Closeout for M99040023 On April 20, 1999, a National Science Foundation (NSF) program officer' received a plagiarism allegation from an NSF confidential peer reviewer.' The IVSF peer reviewer provided copies of two nearly identical proposals submitted to NSF and a foreign funding agency.3 The foreign agency proposal was submitted by a scientist employed in a foreign country (foreign s ~ b j e c t ) .The ~ NSF proposal was submitted by a scientist employed in the United States (resident ~ubject).~ A close examination of these proposals confirmed substantial similarities in the written text, figures, and figure captions. The bibliographies of these proposals contained several references to joint publications by the two subjects in the past five years. However, although the NSF proposal identified the foreign subject as a consultant and requested some consultant fees and foreign travel expenses, this proposal did not refer to the foreign subject's proposal that had been submitted to the foreign funding agency. The foreign subject's proposal did not list the resident subject as a cooperating investigator or reference the resident subject's NSF proposal in several questions regarding additional funding sources. In addition to the possible plagiarism concerns of the NSF peer reviewer, after reading these nearly identical proposals, OIG became concerned about a possible attempt by the subjects to secure duplicate funding for a single research project. In a written response to OIG's request for additional information regarding these proposals, the resident subject stated that these proposals were a joint effort to secure funding. According to the resident subject, the NSF FastLane application did not provide a place "to explain the nature of my collaboration with [the foreign subject] and whether or not he is applying for funding on the same project." In particular, the resident subject did not believe that Section G of the NSF application requiring a list of Current and Pending Support for all Principle Investigators and Senior Personnel applied to the foreign subject.

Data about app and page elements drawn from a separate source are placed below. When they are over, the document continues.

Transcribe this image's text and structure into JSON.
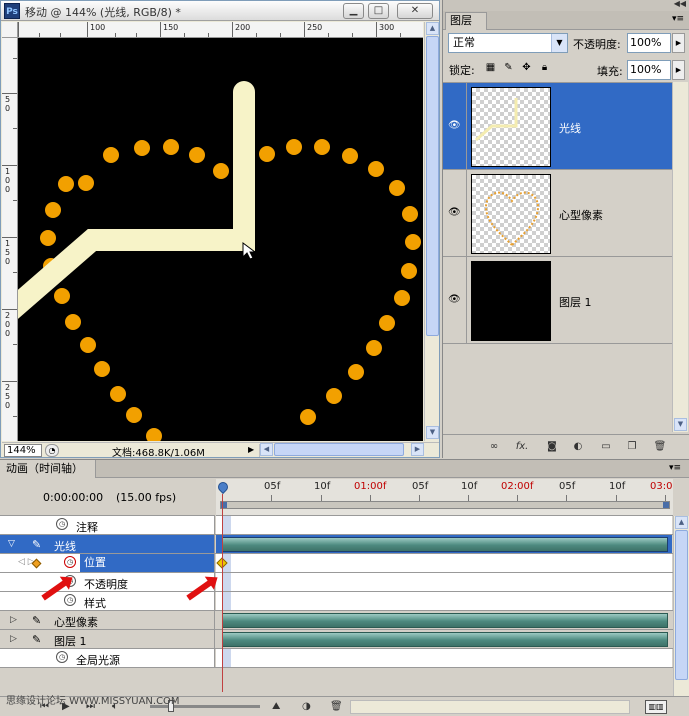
{
  "document": {
    "title": "移动 @ 144% (光线, RGB/8) *",
    "ruler_top": [
      "100",
      "150",
      "200",
      "250",
      "300"
    ],
    "ruler_left": [
      "5\n0",
      "1\n0\n0",
      "1\n5\n0",
      "2\n0\n0",
      "2\n5\n0"
    ],
    "zoom": "144%",
    "info": "文档:468.8K/1.06M"
  },
  "layers_panel": {
    "tab": "图层",
    "blend_mode": "正常",
    "opacity_label": "不透明度:",
    "opacity_value": "100%",
    "lock_label": "锁定:",
    "fill_label": "填充:",
    "fill_value": "100%",
    "layers": [
      {
        "name": "光线",
        "selected": true
      },
      {
        "name": "心型像素",
        "selected": false
      },
      {
        "name": "图层 1",
        "selected": false
      }
    ]
  },
  "animation": {
    "tab": "动画（时间轴）",
    "current_time": "0:00:00:00",
    "fps": "(15.00 fps)",
    "timeline_labels": [
      {
        "text": "05f",
        "red": false
      },
      {
        "text": "10f",
        "red": false
      },
      {
        "text": "01:00f",
        "red": true
      },
      {
        "text": "05f",
        "red": false
      },
      {
        "text": "10f",
        "red": false
      },
      {
        "text": "02:00f",
        "red": true
      },
      {
        "text": "05f",
        "red": false
      },
      {
        "text": "10f",
        "red": false
      },
      {
        "text": "03:0",
        "red": true
      }
    ],
    "tracks": {
      "comments": "注释",
      "layer1": "光线",
      "position": "位置",
      "opacity": "不透明度",
      "style": "样式",
      "layer2": "心型像素",
      "layer3": "图层 1",
      "global_light": "全局光源"
    },
    "watermark": "思缘设计论坛 WWW.MISSYUAN.COM"
  },
  "colors": {
    "selection": "#316ac5",
    "layer_bar": "#4d8a80",
    "heart_dot": "#f2a000",
    "light_beam": "#f7f3c8",
    "keyframe": "#f2c400",
    "annotation_arrow": "#e01010"
  }
}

The foreign subject responded by stating that each scientist planned to perform complimentary experiments and share data via internet. The foreign subject did not list the resident subject on the foreign agency proposal because no foreign agency funding would be spent on the resident subject. In a subsequent conversation with the resident subject, OIG learned that the foreign funding agency asked the foreign subject similar questions about the resident subject's role in the research project. The foreign agency subsequently funded the foreign subject's proposal. ' [footnote redacted] [footnote redacted] 3 [footnote redacted] 4 [footnote redacted] [footnote redacted] Page 1 of 2 Closeout for 99-23 (redacted) Closeout for M99040023 The Current and Pending Support form along with NSF's Grant Proposal Guide definitions of Principal Investigator and Senior Personnel clearly indicate the resident subject should have provided a description of the nature of the collaboration with the foreign subject in the NSF proposal. Accordingly, OIG suggested an immediate amendment to the NSF proposal discussing the foreign subject's role in the research project along with a statement about the foreign agency funding. The resident subject submitted an amendment to the NSF proposal complete with a cover letter addressed to the NSF program officer with a cover letter that addressed our concerns about plagiarism or intellectual theft by acknowledging joint collaboration on a draft proposal. In response to OIG concerns about a possible attempt to secure duplicate funding for a single research project, the resident subject attributed the failure to list the foreign subject on the Current and Pending Support form as the honest mistake of a young researcher. In addition, the resident subject stated that all NSF funding requested for the foreign subject would provide salary and travel expenses for the foreign subject's future visits to the resident subject's laboratory. This NSF funding would not provide equipment, supplies or student funding for the foreign subject's laboratory. In the NSF proposal amendment, the resident subject clearly described all future parallel research projects along with the independent research projects scheduled for each laboratory. The cover letter and NSF proposal amendment submitted by the resident subject address all OIG concerns involving possible plagiarism, intellectual theft or an attempt to secure duplicate funding for a single research project. Accordingly, this case is closed. Cc: Integrity, IG Page 2 of 2 Closeout for 99-23 (redacted)
Published by the National Science Foundation, Office of Inspector General on 1999-09-23.
Below is a raw (and likely hideous) rendition of the original report. (PDF)